This week, we printed a small story about a local couple who had become engaged. We included some details. In making his proposal before an assemblage of friends and family, the future groom had dropped to his knees, we reported. He told his hoped-for bride that he had wasted many years without her, and there "wasn't a dry eye in the house."
All well and good, if a bit sappy.
Except that it was not true.
It was the work of prankster, and it underlines our need to be careful about people whose need for attention exceeds their good judgment.
Early in my career, I was warned by some of my gray-beard editors about faked obituaries. It is not uncommon, they said, for readers to try to slip in the death of a perfectly alive friend or relative for what they hope will be a crackin' good slap on the knee.
A number of years ago, as an editor in Stockton, I helped stop a prank from making the paper.

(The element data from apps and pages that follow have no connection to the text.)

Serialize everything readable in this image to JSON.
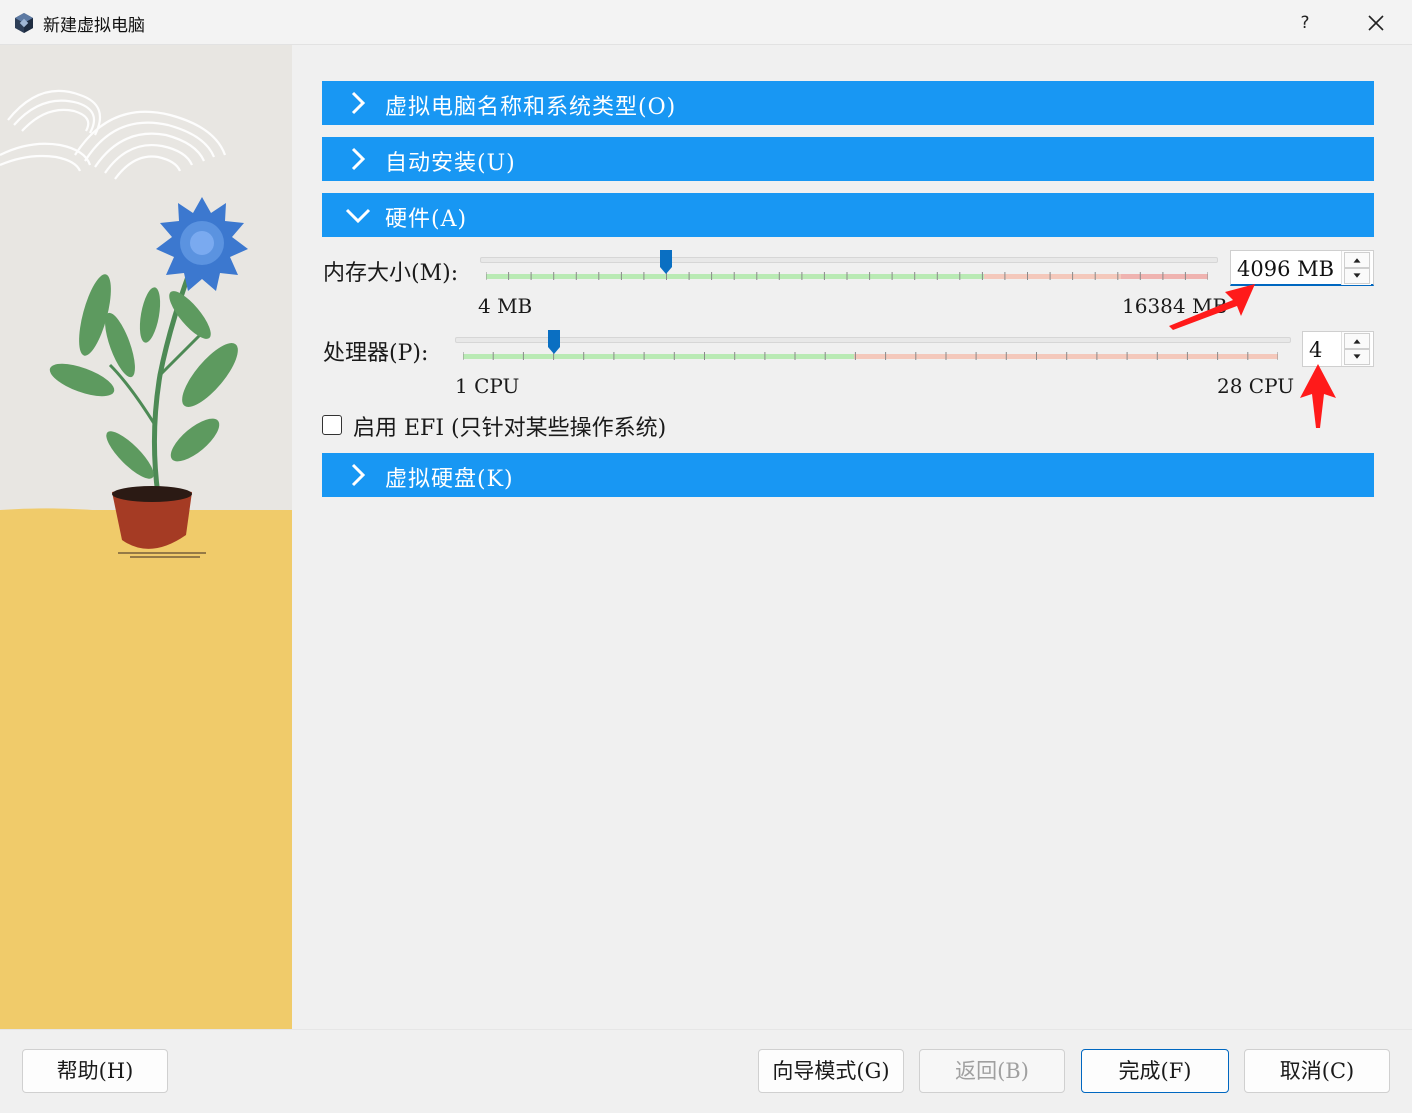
{
  "window": {
    "title": "新建虚拟电脑",
    "help": "?",
    "app_icon": "virtualbox-icon",
    "close_icon": "close-icon"
  },
  "sections": {
    "name_os": "虚拟电脑名称和系统类型(O)",
    "unattended": "自动安装(U)",
    "hardware": "硬件(A)",
    "disk": "虚拟硬盘(K)"
  },
  "hardware": {
    "memory": {
      "label": "内存大小(M):",
      "value": "4096 MB",
      "min_label": "4 MB",
      "max_label": "16384 MB",
      "min": 4,
      "max": 16384,
      "current": 4096,
      "recommended_fraction": 0.69
    },
    "cpu": {
      "label": "处理器(P):",
      "value": "4",
      "min_label": "1 CPU",
      "max_label": "28 CPU",
      "min": 1,
      "max": 28,
      "current": 4,
      "recommended_fraction": 0.48
    },
    "efi": {
      "label": "启用 EFI (只针对某些操作系统)",
      "checked": false
    }
  },
  "footer": {
    "help": "帮助(H)",
    "guided": "向导模式(G)",
    "back": "返回(B)",
    "finish": "完成(F)",
    "cancel": "取消(C)"
  },
  "colors": {
    "section_header": "#1897f3",
    "range_good": "#b9eab4",
    "range_warn": "#f4c8bb",
    "range_bad": "#efb3b0",
    "thumb": "#0a6fc2",
    "annotation_arrow": "#ff1a1a"
  }
}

We had received a press release from a Bay Area group announcing that they were coming to Stockton to set a new world record. The goal escapes me, but it was something entirely trivial, like "most hours spent eating raspberry ice cream in a crosswalk." The press release said the troupe had set earlier records for other, equally ludicrous, accomplishments.
We sent one of our best feature writers to cover the whimsical attempt. He came back with a frothy and fun story. But things didn't quite add up. I asked him if he'd been able to find any of the merry crew's previous exploits in official record books. He had not. We looked again, together, at the press release. We checked the phone number. It was disconnected. We tried to check the Bay Area address listed. We couldn't find it.
I had that sad, sinking feeling.
We spiked the piece. Later, we found that the group had indeed tried to sucker us into publishing a bogus story.
This week we were not so lucky.
I heard about the problem Tuesday morning from Jennifer Snyder, our wonderfully diligent Panorama editor. Jennifer coordinates the publication of our engagement and wedding news. She came into my office, obviously upset, and said we'd published a false engagement announcement. She'd been contacted by the purported bride-to-be, an Acampo woman, who said her brother had pulled the prank.
I called the woman and offered our apologies. (I'm not naming her because she has suffered enough embarrassment.)
It turns out she has been married to her husband for more than 39 years. The bogus engagement story was placed by her brother, of all people, who actually warned her he was going to do it as some weird kind of joke.
I asked her how she felt about it.
"It's not funny. We are private people. I wish my brother would stop doing this. He has a pattern of pulling pranks. I wish you would sue him." (A lawsuit would be an expensive and iffy proposition in this case.)
I asked her, if her brother had bragged about it beforehand, why she hadn't stopped it.
"I just didn't believe he'd follow through with it," she said.
Her brother, she told me, is in his late 50s. When I had initially heard about the prank from Jennifer, I assumed it had been someone relatively young and dumb. So much for young.
I placed a call to her brother, asking him to call back and discuss his contribution. This was 10:30 am. Tuesday. As of Friday at 5 p.m., I had not heard from him.
Readers may wonder if we verify all engagement or wedding news submitted to us. Frankly, there has been no need to use our precious journalistic resources for this. We've trusted our readers to submit truthful information and they have.
If I sound perplexed by this episode, I am.
I just can't relate to someone old enough to know better embarrassing his sister and brother-in-law, bruising a newspaper's credibility, taking up valuable news space under false pretenses, and upsetting a young and very conscientious editor.
In my book, that's not funny. It's a little pathetic.
Richard Hanner is the Lodi News-Sentinel's editor. He can be contacted at (209) 369-7035 or by e-mail at firstname.lastname@example.org.